Orlando Hudson was expected to arrive at Camelback Ranch-Glendale Saturday morning for his physical exam. If his healing left wrist passes, he will become the Dodgers’ new second baseman, displacing Blake DeWitt, after agreeing to a one-year deal for $3.38 million with incentives that could take it to $8 million. Manager Joe Torre said he spoke with DeWitt and told him his role has not been decided, but that he should work out at several positions, including shortstop. It’s conceivable Hudson’s dislocated wrist wouldn’t be 100 percent by Opening Day and DeWitt could still make the club. As for a utility role, Torre implied that a healthy Tony Abreu would be more likely because he can play shortstop, presumably with DeWitt playing every day at Triple-A. But Abreu needs to show he’s shaken two years of injuries.
Torre indicated a healthy switch-hitting Hudson would be a good fit to bat second behind Rafael Furcal and that he might move Casey Blake to left field (and DeWitt to third), but that was more a double-switch option than for every-day positioning. Torre emphasized he still is counting on unsigned free agent Manny Ramirez to start in left field. — Ken Gurnick

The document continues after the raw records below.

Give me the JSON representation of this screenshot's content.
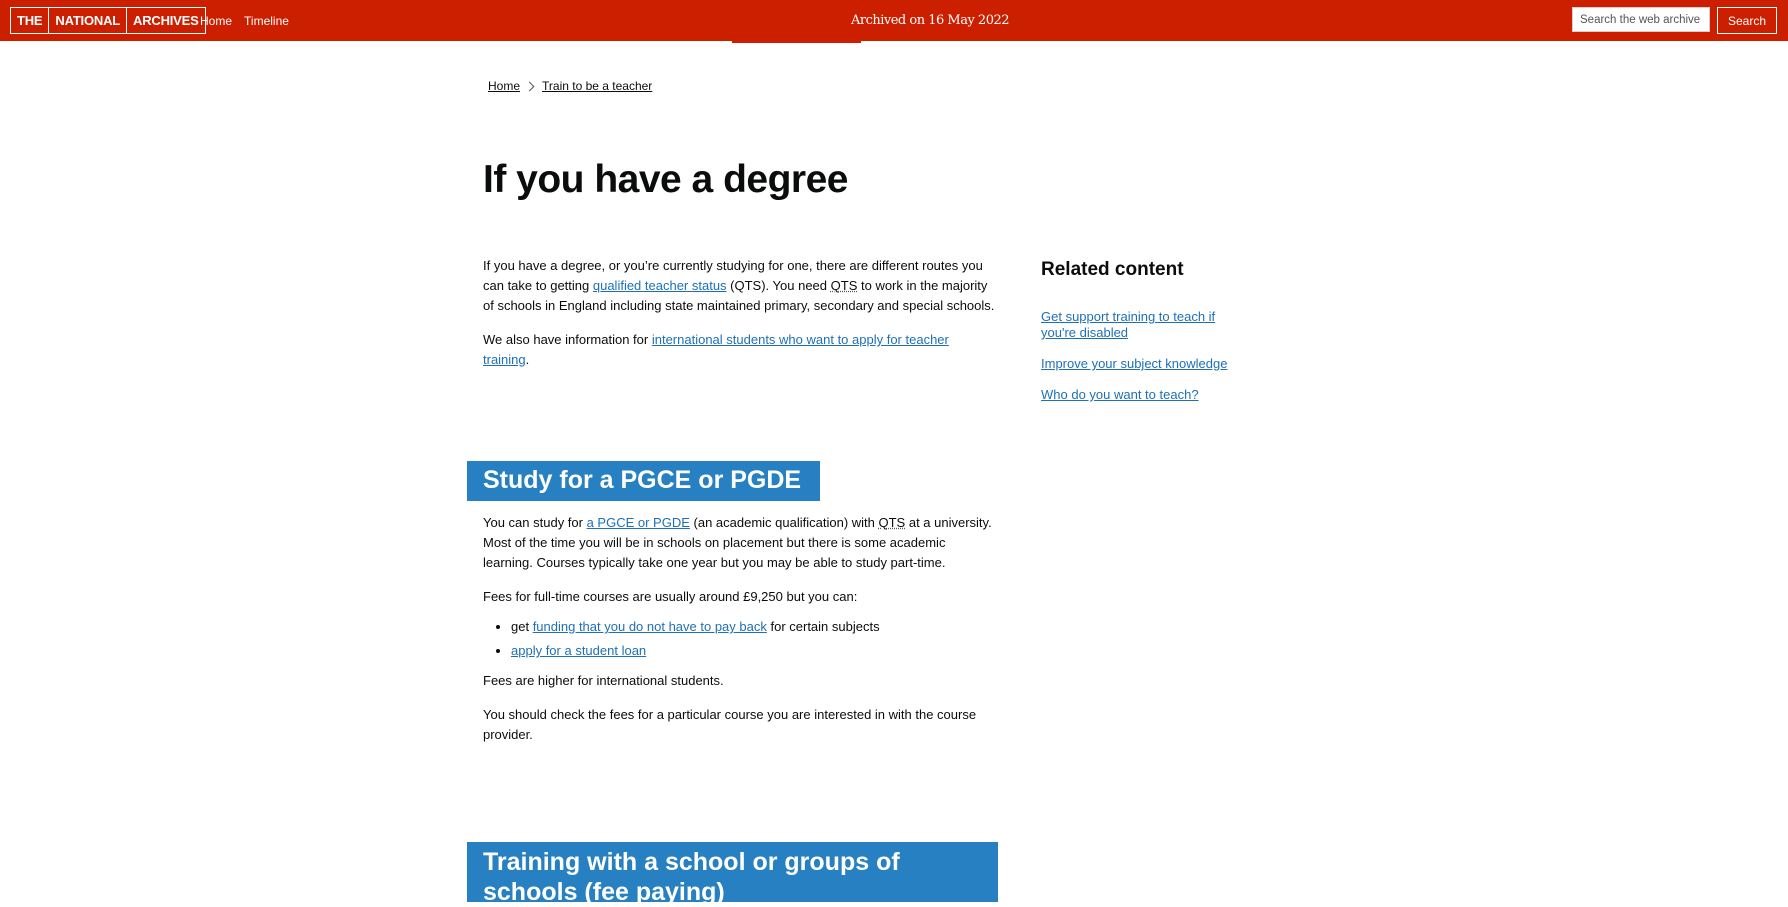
{
  "banner": {
    "logo": [
      "THE",
      "NATIONAL",
      "ARCHIVES"
    ],
    "nav": [
      "Home",
      "Timeline"
    ],
    "archived_label": "Archived on 16 May 2022",
    "search_placeholder": "Search the web archive",
    "search_button": "Search"
  },
  "breadcrumb": {
    "home": "Home",
    "current": "Train to be a teacher"
  },
  "page": {
    "title": "If you have a degree",
    "intro": {
      "p1_a": "If you have a degree, or you’re currently studying for one, there are different routes you can take to getting ",
      "p1_link": "qualified teacher status",
      "p1_b": " (QTS). You need ",
      "p1_abbr": "QTS",
      "p1_c": " to work in the majority of schools in England including state maintained primary, secondary and special schools.",
      "p2_a": "We also have information for ",
      "p2_link": "international students who want to apply for teacher training",
      "p2_b": "."
    },
    "pgce": {
      "heading": "Study for a PGCE or PGDE",
      "p1_a": "You can study for ",
      "p1_link": "a PGCE or PGDE",
      "p1_b": " (an academic qualification) with ",
      "p1_abbr": "QTS",
      "p1_c": " at a university. Most of the time you will be in schools on placement but there is some academic learning. Courses typically take one year but you may be able to study part-time.",
      "p2": "Fees for full-time courses are usually around £9,250 but you can:",
      "bullet1_a": "get ",
      "bullet1_link": "funding that you do not have to pay back",
      "bullet1_b": " for certain subjects",
      "bullet2_link": "apply for a student loan",
      "p3": "Fees are higher for international students.",
      "p4": "You should check the fees for a particular course you are interested in with the course provider."
    },
    "training": {
      "heading": "Training with a school or groups of schools (fee paying)"
    }
  },
  "related": {
    "heading": "Related content",
    "links": [
      "Get support training to teach if you're disabled",
      "Improve your subject knowledge",
      "Who do you want to teach?"
    ]
  },
  "colors": {
    "banner": "#cc1f00",
    "link": "#1d70b8",
    "heading_bg": "#2680c2",
    "text": "#0b0c0c"
  }
}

Two years ago, Tony Abreu nearly made the Major League club out of Spring Training. But a series of injuries kept him off the field for the last 1 1/2 seasons and triggered organizational grumbling that he was soft. Now, coming off arthroscopic hip surgery, Abreu could resume his career as a key utility player, according to manager Joe Torre, because he can play second base, third base and shortstop. Torre said his bench shapes up a little light at first base, although he said Mark Loretta and Casey Blake can play the position. He said Andre Ethier again volunteered to work at the position. — Ken Gurnick